──────── The data
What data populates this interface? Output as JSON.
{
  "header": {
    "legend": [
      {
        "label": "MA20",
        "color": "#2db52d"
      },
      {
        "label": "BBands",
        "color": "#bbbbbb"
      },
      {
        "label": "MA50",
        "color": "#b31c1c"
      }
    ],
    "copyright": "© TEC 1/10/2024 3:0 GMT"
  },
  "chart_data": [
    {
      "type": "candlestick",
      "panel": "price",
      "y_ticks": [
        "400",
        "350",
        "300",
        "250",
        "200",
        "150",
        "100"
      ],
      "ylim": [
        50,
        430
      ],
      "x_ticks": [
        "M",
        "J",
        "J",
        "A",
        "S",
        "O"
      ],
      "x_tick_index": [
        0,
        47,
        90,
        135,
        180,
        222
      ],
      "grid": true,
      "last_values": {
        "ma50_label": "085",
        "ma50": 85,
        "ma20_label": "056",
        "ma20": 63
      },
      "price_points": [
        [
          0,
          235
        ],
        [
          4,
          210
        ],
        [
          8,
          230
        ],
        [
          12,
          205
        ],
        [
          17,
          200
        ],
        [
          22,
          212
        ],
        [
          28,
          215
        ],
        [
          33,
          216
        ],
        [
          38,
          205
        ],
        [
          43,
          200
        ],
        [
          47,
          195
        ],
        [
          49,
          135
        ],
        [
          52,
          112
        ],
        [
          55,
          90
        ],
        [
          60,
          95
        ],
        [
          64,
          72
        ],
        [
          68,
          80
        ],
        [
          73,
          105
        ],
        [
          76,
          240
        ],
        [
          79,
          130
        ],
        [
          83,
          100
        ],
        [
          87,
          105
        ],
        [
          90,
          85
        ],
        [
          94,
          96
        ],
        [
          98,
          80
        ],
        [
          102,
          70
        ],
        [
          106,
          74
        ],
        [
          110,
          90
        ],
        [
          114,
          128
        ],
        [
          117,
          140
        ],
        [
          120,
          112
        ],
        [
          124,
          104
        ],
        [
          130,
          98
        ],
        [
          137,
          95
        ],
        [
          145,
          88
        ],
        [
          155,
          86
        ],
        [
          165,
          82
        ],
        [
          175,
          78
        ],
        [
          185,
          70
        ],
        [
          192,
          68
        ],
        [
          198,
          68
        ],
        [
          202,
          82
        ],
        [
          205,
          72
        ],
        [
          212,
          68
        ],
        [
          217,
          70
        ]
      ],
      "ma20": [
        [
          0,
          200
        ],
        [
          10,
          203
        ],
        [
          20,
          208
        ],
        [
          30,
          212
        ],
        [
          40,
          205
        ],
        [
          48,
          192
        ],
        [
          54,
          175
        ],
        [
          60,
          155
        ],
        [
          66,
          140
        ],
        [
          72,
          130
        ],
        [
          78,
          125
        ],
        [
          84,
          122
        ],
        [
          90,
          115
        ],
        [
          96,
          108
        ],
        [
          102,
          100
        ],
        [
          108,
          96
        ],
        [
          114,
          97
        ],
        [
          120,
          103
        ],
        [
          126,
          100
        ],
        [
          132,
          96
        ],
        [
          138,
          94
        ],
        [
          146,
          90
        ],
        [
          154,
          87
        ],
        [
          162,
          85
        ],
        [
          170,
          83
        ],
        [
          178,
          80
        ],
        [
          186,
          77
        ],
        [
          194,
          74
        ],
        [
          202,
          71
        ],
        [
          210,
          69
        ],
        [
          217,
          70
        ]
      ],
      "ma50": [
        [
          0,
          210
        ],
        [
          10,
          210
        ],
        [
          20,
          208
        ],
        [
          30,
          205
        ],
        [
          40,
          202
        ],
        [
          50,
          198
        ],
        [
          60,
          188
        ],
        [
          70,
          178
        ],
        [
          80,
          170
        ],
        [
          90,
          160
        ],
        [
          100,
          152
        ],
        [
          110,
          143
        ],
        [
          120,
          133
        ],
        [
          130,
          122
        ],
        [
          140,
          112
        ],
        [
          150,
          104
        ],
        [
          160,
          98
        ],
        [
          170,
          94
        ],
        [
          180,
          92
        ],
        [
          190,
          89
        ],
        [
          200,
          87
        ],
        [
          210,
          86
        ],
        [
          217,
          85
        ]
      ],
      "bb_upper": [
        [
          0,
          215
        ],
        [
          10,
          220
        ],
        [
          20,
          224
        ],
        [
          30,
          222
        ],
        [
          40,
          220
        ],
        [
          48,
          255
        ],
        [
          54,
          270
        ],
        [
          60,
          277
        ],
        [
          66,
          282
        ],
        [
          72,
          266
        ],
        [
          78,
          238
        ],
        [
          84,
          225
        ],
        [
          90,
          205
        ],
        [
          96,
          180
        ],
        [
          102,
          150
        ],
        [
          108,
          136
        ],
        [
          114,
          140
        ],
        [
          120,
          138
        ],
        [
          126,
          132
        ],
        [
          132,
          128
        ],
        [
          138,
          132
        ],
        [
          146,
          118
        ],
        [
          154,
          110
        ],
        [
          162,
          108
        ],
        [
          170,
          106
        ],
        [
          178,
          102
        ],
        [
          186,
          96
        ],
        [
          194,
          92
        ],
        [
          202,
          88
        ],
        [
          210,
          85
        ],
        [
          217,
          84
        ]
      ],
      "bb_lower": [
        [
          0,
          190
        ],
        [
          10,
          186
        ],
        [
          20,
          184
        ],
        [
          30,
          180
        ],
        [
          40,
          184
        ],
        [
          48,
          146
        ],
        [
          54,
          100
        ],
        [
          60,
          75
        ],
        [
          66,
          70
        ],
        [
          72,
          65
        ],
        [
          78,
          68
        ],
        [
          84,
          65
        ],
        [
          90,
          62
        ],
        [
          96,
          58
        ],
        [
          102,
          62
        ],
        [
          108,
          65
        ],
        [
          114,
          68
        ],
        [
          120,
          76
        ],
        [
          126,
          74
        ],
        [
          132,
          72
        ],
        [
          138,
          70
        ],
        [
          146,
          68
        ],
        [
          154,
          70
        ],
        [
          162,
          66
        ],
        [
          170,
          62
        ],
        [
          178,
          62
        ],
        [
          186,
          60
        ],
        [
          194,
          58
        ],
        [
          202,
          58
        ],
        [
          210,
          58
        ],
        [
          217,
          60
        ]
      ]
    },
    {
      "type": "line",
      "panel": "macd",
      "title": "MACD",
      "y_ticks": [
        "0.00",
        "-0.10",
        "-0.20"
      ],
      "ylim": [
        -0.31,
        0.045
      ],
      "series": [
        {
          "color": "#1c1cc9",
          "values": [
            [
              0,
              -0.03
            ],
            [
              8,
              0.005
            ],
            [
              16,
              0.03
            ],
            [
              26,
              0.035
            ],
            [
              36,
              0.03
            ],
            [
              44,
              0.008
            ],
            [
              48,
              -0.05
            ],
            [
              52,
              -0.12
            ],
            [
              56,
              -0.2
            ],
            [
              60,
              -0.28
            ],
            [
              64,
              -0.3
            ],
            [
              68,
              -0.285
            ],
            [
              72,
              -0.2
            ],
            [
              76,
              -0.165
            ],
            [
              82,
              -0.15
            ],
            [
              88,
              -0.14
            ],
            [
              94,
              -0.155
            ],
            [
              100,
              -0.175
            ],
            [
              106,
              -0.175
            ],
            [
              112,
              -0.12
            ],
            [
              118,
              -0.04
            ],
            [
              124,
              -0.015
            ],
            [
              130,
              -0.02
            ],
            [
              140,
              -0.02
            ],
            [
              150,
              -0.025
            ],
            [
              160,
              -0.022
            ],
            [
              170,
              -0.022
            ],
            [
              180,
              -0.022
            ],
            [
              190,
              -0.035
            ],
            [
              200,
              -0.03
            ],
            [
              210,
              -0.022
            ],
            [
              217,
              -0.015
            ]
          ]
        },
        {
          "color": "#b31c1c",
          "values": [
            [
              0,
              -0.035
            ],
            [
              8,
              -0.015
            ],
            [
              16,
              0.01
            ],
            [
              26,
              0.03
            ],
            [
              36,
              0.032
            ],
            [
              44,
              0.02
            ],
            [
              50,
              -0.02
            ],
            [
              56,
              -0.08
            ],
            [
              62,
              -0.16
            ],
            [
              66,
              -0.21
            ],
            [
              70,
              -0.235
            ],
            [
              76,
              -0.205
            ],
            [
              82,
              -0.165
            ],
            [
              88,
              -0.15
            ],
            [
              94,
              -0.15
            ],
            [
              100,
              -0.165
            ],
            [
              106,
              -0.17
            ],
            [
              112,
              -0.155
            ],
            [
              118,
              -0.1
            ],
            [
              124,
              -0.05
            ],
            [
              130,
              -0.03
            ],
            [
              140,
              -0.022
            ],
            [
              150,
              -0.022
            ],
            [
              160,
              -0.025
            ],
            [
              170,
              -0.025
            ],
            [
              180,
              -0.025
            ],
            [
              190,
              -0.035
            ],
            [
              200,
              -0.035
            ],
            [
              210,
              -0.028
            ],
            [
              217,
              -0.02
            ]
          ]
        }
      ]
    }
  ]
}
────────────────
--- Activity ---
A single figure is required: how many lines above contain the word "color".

--- Answer box ---
5